A simple way to save taxes on investment income

Loan those funds to a lower-earning spouse with a 1% interest rate

  1 Premium content image


From the April 2016 issue of the magazine.

  1 Premium content image

investment funds_401Those who invest in non-registered accounts have to pay taxes on dividends, capital gains or income generated from those investments at their marginal rate. That can get expensive if you’re in a high tax bracket. So, rather than forking over all of that money, a higher-earning spouse can loan a lower-earning spouse those investment dollars to put into the market. That way, any investment-related income will be taxed in the lower earner’s hands. Just remember: Your spouse will have to pay you interest on the loan. But the rate is only 1% a year, and get this: There’s no timeline for when the loan has to get paid back, says CPA Allan Madan.

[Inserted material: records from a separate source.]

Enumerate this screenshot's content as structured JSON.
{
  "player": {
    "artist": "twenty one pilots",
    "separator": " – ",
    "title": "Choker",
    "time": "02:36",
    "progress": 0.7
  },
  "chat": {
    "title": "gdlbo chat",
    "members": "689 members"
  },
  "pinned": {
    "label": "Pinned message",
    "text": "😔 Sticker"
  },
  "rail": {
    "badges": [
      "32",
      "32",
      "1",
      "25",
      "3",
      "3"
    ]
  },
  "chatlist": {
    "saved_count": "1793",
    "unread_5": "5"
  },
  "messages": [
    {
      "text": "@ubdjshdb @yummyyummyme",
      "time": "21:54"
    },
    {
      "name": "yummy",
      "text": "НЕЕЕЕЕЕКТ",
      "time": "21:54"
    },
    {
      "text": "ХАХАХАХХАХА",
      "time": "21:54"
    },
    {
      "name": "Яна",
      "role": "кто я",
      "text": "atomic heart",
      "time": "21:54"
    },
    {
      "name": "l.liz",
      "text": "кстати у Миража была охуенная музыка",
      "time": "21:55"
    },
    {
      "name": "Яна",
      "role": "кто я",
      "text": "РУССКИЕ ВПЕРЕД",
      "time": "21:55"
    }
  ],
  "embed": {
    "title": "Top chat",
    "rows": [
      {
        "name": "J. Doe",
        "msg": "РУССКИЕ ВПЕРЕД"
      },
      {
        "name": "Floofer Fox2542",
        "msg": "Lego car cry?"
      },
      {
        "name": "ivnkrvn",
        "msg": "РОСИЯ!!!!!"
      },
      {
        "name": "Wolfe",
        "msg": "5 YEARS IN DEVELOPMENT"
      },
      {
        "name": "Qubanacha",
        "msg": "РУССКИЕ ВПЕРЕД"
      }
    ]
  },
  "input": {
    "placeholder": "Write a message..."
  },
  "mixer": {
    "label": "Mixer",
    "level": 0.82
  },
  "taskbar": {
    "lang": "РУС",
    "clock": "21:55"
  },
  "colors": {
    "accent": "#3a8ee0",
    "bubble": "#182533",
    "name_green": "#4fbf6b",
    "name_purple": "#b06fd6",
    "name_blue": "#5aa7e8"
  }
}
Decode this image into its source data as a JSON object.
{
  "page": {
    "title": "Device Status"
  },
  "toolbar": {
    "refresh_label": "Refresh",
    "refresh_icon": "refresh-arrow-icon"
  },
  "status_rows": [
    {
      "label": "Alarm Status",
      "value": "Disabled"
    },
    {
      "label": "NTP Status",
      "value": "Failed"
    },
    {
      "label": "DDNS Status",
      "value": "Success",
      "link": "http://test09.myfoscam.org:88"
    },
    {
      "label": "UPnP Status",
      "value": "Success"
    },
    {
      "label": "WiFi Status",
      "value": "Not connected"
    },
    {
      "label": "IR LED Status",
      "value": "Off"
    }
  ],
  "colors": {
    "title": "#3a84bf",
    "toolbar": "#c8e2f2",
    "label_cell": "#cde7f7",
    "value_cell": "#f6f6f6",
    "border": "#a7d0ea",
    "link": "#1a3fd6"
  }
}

The bottom line: Depending on how well your investments perform and the difference in incomes, giving a low-earning spouse a loan could save you thousands of dollars.

More tax tips here.

One comment on “A simple way to save taxes on investment income

  1. I did this just 2 weeks ago. We have a provincial strip bond that yields 3.821% yield to maturity. It really ends up accruing compound interest of 218% until 2046-December-1 over 30.825 years. Basically, I income taxes on 1% and she pays on the other 6.07%.

    So I am in the 41% income tax bracket but she is in the 25% income tax bracket. The annual income tax savings is about $1,000 a year.


Leave a comment

Your email address will not be published. Required fields are marked *